Animal Cognition

, Volume 17, Issue 1, pp 67–76

Effects of tilted orientations and face-like configurations on visual search asymmetry in macaques

Original Paper

DOI: 10.1007/s10071-013-0638-7

Cite this article as:
Nakata, R., Eifuku, S. & Tamura, R. Anim Cogn (2014) 17: 67. doi:10.1007/s10071-013-0638-7


Visual search asymmetry has been used as an important tool for exploring cognitive mechanisms in humans. Here, we examined visual search asymmetry in two macaques toward two types of stimulus: the orientation of line stimuli and face-like stimuli. In the experiment, the monkeys were required to detect an odd target among numerous uniform distracters. The monkeys detected a tilted-lines target among horizontal- or vertical-lined distracters significantly faster than a horizontal- or vertical-lined target among tilted-lined distracters, regardless of the display size. However, unlike the situation in which inverted-face stimuli were introduced as distracters, this effect was diminished if upright-face stimuli were used as distracters. Additionally, monkeys detected an upright-face target among inverted-face distracters significantly faster than an inverted-face target among upright-face distracters, regardless of the display size. These results demonstrate that macaques can search a target efficiently to detect both tilted lines among non-tilted lines and upright faces among inverted faces. This clarifies that there are several types of visual search asymmetry in macaques.


FaceVisual searchSearch asymmetrySearch efficiencyMacaque monkey

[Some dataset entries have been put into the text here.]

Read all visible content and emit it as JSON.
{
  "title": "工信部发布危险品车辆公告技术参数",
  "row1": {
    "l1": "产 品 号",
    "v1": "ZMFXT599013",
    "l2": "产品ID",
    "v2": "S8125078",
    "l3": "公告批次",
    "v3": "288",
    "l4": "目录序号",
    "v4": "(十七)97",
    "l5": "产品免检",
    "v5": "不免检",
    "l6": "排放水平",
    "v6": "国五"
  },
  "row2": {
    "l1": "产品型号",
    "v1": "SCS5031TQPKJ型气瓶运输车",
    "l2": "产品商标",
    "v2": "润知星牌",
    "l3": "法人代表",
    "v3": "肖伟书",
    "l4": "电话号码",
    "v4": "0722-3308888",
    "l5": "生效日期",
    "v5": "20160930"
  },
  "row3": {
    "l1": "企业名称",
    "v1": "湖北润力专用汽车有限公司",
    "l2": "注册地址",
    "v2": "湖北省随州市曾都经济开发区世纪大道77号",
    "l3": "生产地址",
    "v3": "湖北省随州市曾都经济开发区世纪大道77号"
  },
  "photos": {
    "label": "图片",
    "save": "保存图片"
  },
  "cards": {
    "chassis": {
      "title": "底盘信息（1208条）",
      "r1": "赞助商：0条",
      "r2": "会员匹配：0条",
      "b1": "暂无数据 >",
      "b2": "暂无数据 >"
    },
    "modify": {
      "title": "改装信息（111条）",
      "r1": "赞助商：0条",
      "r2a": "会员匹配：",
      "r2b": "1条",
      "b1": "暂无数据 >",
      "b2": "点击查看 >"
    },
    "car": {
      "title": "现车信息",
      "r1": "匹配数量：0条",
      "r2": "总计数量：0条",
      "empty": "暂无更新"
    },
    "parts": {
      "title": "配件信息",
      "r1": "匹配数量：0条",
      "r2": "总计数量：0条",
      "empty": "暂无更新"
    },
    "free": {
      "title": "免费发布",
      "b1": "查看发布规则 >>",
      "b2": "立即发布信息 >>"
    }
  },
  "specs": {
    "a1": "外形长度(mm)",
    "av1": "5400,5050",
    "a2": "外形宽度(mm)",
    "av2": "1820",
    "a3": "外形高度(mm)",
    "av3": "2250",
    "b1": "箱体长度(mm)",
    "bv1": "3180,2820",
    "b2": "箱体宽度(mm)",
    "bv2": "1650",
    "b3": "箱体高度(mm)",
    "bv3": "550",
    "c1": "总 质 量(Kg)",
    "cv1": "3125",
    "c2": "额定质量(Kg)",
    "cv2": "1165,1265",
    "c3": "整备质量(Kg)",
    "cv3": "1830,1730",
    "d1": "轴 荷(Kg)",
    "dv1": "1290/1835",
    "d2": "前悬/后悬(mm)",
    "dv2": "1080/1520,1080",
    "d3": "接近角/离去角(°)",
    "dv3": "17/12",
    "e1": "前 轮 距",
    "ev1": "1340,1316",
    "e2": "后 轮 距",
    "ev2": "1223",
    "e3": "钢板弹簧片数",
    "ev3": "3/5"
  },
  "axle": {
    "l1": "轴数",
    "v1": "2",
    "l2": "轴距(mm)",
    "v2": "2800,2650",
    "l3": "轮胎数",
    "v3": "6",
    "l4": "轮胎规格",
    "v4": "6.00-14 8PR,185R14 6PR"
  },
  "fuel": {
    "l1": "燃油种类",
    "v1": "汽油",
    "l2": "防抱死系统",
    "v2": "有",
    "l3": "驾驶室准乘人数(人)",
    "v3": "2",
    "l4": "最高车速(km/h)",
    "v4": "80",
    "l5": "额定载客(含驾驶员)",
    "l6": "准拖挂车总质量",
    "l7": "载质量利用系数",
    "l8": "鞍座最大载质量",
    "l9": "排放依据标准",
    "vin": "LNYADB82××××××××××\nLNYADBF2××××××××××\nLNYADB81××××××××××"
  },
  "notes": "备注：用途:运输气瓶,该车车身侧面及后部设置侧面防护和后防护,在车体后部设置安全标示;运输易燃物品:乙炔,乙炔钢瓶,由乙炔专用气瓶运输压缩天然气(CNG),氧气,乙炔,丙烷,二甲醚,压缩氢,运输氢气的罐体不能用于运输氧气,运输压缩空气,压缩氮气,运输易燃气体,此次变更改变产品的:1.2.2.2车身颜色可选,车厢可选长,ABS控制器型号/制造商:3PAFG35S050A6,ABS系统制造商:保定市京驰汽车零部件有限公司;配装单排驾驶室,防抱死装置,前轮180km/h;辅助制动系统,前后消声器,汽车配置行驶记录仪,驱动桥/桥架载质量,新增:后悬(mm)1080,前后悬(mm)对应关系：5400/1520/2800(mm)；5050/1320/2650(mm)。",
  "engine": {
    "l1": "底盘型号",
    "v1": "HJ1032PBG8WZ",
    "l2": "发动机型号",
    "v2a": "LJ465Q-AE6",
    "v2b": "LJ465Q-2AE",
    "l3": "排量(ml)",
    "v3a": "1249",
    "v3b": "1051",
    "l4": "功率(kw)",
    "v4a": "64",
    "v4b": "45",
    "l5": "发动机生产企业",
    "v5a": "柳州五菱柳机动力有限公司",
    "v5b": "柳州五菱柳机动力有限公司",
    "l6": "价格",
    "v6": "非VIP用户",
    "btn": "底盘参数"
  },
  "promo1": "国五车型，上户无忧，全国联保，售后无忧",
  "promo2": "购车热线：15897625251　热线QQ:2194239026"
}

Copyright information

© Springer-Verlag Berlin Heidelberg 2013

Authors and Affiliations

  1. 1.Department of Integrative Neuroscience, Graduate School of Medicine and Pharmaceutical SciencesUniversity of ToyamaToyamaJapan